Problem: What follows is a listing; restate all of it word for word.

*** Records for the exercise Section Begins ***

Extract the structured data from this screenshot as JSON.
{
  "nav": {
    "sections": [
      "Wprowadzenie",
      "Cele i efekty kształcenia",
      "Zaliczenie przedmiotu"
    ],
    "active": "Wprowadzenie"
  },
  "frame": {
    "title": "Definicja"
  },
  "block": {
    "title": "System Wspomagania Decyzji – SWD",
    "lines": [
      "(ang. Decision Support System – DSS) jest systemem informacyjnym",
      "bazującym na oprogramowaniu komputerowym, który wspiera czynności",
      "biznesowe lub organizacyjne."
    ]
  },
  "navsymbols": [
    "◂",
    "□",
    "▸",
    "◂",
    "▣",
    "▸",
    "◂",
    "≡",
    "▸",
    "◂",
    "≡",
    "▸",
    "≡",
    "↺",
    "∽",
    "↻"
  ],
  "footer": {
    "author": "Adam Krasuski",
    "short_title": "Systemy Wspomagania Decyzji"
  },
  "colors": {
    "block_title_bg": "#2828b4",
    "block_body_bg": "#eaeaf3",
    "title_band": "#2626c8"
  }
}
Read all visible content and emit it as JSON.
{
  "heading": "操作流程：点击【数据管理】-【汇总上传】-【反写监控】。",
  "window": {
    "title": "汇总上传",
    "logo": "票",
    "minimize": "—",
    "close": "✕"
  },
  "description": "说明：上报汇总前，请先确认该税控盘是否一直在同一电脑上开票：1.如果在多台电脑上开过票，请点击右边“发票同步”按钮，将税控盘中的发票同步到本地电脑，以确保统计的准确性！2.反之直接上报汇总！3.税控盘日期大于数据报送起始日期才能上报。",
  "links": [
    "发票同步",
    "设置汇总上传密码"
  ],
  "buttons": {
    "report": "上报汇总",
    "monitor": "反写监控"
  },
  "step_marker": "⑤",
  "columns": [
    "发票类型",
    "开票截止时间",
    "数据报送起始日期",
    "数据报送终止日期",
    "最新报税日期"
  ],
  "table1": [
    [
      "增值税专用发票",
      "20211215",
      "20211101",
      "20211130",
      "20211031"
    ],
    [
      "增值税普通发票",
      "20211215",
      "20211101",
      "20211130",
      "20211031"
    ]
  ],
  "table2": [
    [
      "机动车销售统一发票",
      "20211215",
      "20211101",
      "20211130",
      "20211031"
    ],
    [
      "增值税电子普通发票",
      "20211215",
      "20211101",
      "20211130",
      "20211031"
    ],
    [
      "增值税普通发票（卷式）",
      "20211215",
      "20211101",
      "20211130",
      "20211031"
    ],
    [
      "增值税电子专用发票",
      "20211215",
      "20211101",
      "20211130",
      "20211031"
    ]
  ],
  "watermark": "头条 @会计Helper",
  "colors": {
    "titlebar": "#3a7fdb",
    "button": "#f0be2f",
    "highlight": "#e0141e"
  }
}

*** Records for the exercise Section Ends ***

Exercise result:
Extract the structured data from this screenshot as JSON.
{
  "nav": {
    "sections": [
      "Wprowadzenie",
      "Cele i efekty kształcenia",
      "Zaliczenie przedmiotu"
    ],
    "active": "Wprowadzenie"
  },
  "frame": {
    "title": "Definicja"
  },
  "block": {
    "title": "System Wspomagania Decyzji – SWD",
    "lines": [
      "(ang. Decision Support System – DSS) jest systemem informacyjnym",
      "bazującym na oprogramowaniu komputerowym, który wspiera czynności",
      "biznesowe lub organizacyjne."
    ]
  },
  "navsymbols": [
    "◂",
    "□",
    "▸",
    "◂",
    "▣",
    "▸",
    "◂",
    "≡",
    "▸",
    "◂",
    "≡",
    "▸",
    "≡",
    "↺",
    "∽",
    "↻"
  ],
  "footer": {
    "author": "Adam Krasuski",
    "short_title": "Systemy Wspomagania Decyzji"
  },
  "colors": {
    "block_title_bg": "#2828b4",
    "block_body_bg": "#eaeaf3",
    "title_band": "#2626c8"
  }
}
Read all visible content and emit it as JSON.
{
  "heading": "操作流程：点击【数据管理】-【汇总上传】-【反写监控】。",
  "window": {
    "title": "汇总上传",
    "logo": "票",
    "minimize": "—",
    "close": "✕"
  },
  "description": "说明：上报汇总前，请先确认该税控盘是否一直在同一电脑上开票：1.如果在多台电脑上开过票，请点击右边“发票同步”按钮，将税控盘中的发票同步到本地电脑，以确保统计的准确性！2.反之直接上报汇总！3.税控盘日期大于数据报送起始日期才能上报。",
  "links": [
    "发票同步",
    "设置汇总上传密码"
  ],
  "buttons": {
    "report": "上报汇总",
    "monitor": "反写监控"
  },
  "step_marker": "⑤",
  "columns": [
    "发票类型",
    "开票截止时间",
    "数据报送起始日期",
    "数据报送终止日期",
    "最新报税日期"
  ],
  "table1": [
    [
      "增值税专用发票",
      "20211215",
      "20211101",
      "20211130",
      "20211031"
    ],
    [
      "增值税普通发票",
      "20211215",
      "20211101",
      "20211130",
      "20211031"
    ]
  ],
  "table2": [
    [
      "机动车销售统一发票",
      "20211215",
      "20211101",
      "20211130",
      "20211031"
    ],
    [
      "增值税电子普通发票",
      "20211215",
      "20211101",
      "20211130",
      "20211031"
    ],
    [
      "增值税普通发票（卷式）",
      "20211215",
      "20211101",
      "20211130",
      "20211031"
    ],
    [
      "增值税电子专用发票",
      "20211215",
      "20211101",
      "20211130",
      "20211031"
    ]
  ],
  "watermark": "头条 @会计Helper",
  "colors": {
    "titlebar": "#3a7fdb",
    "button": "#f0be2f",
    "highlight": "#e0141e"
  }
}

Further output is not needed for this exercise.